[Component data from apps and pages]

┏━━

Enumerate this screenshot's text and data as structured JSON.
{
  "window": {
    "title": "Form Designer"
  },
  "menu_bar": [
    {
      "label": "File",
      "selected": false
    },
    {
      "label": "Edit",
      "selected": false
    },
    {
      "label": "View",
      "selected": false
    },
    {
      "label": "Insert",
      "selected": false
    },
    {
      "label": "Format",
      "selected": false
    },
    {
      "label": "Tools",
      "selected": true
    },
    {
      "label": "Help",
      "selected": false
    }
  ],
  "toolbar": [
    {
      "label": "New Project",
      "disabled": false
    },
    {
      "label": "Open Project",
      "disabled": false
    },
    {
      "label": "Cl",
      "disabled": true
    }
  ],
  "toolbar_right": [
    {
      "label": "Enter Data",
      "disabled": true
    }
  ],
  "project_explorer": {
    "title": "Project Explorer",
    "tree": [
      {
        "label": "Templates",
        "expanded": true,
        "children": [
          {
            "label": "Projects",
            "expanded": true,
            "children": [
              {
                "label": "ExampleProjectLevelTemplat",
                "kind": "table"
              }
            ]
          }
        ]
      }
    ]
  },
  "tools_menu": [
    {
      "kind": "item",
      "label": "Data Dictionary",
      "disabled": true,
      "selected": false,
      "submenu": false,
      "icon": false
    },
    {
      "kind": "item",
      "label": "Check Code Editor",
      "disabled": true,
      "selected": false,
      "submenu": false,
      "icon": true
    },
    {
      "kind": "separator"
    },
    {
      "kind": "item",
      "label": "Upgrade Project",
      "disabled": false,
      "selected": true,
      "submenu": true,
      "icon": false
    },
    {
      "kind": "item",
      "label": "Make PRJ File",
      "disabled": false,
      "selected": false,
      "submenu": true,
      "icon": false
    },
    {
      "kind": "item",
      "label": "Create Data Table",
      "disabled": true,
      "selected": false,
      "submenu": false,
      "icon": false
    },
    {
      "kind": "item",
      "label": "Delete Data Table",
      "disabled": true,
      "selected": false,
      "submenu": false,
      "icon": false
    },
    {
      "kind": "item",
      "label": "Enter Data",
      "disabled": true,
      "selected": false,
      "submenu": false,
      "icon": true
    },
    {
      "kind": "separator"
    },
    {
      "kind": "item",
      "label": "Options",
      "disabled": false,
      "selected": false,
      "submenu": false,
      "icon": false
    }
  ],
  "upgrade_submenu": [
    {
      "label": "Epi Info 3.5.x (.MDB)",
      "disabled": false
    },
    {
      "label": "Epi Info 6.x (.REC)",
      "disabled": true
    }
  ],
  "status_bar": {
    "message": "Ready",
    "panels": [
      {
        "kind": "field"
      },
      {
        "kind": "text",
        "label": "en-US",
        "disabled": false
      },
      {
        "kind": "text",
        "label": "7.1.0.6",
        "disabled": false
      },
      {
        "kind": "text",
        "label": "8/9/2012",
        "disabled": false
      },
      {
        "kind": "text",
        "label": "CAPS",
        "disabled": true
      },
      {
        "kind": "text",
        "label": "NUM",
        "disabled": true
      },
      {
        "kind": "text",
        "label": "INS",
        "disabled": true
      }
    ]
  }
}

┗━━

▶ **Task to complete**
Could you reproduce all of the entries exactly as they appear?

▶ **Solution to the exercise**
Enumerate this screenshot's text and data as structured JSON.
{
  "window": {
    "title": "Form Designer"
  },
  "menu_bar": [
    {
      "label": "File",
      "selected": false
    },
    {
      "label": "Edit",
      "selected": false
    },
    {
      "label": "View",
      "selected": false
    },
    {
      "label": "Insert",
      "selected": false
    },
    {
      "label": "Format",
      "selected": false
    },
    {
      "label": "Tools",
      "selected": true
    },
    {
      "label": "Help",
      "selected": false
    }
  ],
  "toolbar": [
    {
      "label": "New Project",
      "disabled": false
    },
    {
      "label": "Open Project",
      "disabled": false
    },
    {
      "label": "Cl",
      "disabled": true
    }
  ],
  "toolbar_right": [
    {
      "label": "Enter Data",
      "disabled": true
    }
  ],
  "project_explorer": {
    "title": "Project Explorer",
    "tree": [
      {
        "label": "Templates",
        "expanded": true,
        "children": [
          {
            "label": "Projects",
            "expanded": true,
            "children": [
              {
                "label": "ExampleProjectLevelTemplat",
                "kind": "table"
              }
            ]
          }
        ]
      }
    ]
  },
  "tools_menu": [
    {
      "kind": "item",
      "label": "Data Dictionary",
      "disabled": true,
      "selected": false,
      "submenu": false,
      "icon": false
    },
    {
      "kind": "item",
      "label": "Check Code Editor",
      "disabled": true,
      "selected": false,
      "submenu": false,
      "icon": true
    },
    {
      "kind": "separator"
    },
    {
      "kind": "item",
      "label": "Upgrade Project",
      "disabled": false,
      "selected": true,
      "submenu": true,
      "icon": false
    },
    {
      "kind": "item",
      "label": "Make PRJ File",
      "disabled": false,
      "selected": false,
      "submenu": true,
      "icon": false
    },
    {
      "kind": "item",
      "label": "Create Data Table",
      "disabled": true,
      "selected": false,
      "submenu": false,
      "icon": false
    },
    {
      "kind": "item",
      "label": "Delete Data Table",
      "disabled": true,
      "selected": false,
      "submenu": false,
      "icon": false
    },
    {
      "kind": "item",
      "label": "Enter Data",
      "disabled": true,
      "selected": false,
      "submenu": false,
      "icon": true
    },
    {
      "kind": "separator"
    },
    {
      "kind": "item",
      "label": "Options",
      "disabled": false,
      "selected": false,
      "submenu": false,
      "icon": false
    }
  ],
  "upgrade_submenu": [
    {
      "label": "Epi Info 3.5.x (.MDB)",
      "disabled": false
    },
    {
      "label": "Epi Info 6.x (.REC)",
      "disabled": true
    }
  ],
  "status_bar": {
    "message": "Ready",
    "panels": [
      {
        "kind": "field"
      },
      {
        "kind": "text",
        "label": "en-US",
        "disabled": false
      },
      {
        "kind": "text",
        "label": "7.1.0.6",
        "disabled": false
      },
      {
        "kind": "text",
        "label": "8/9/2012",
        "disabled": false
      },
      {
        "kind": "text",
        "label": "CAPS",
        "disabled": true
      },
      {
        "kind": "text",
        "label": "NUM",
        "disabled": true
      },
      {
        "kind": "text",
        "label": "INS",
        "disabled": true
      }
    ]
  }
}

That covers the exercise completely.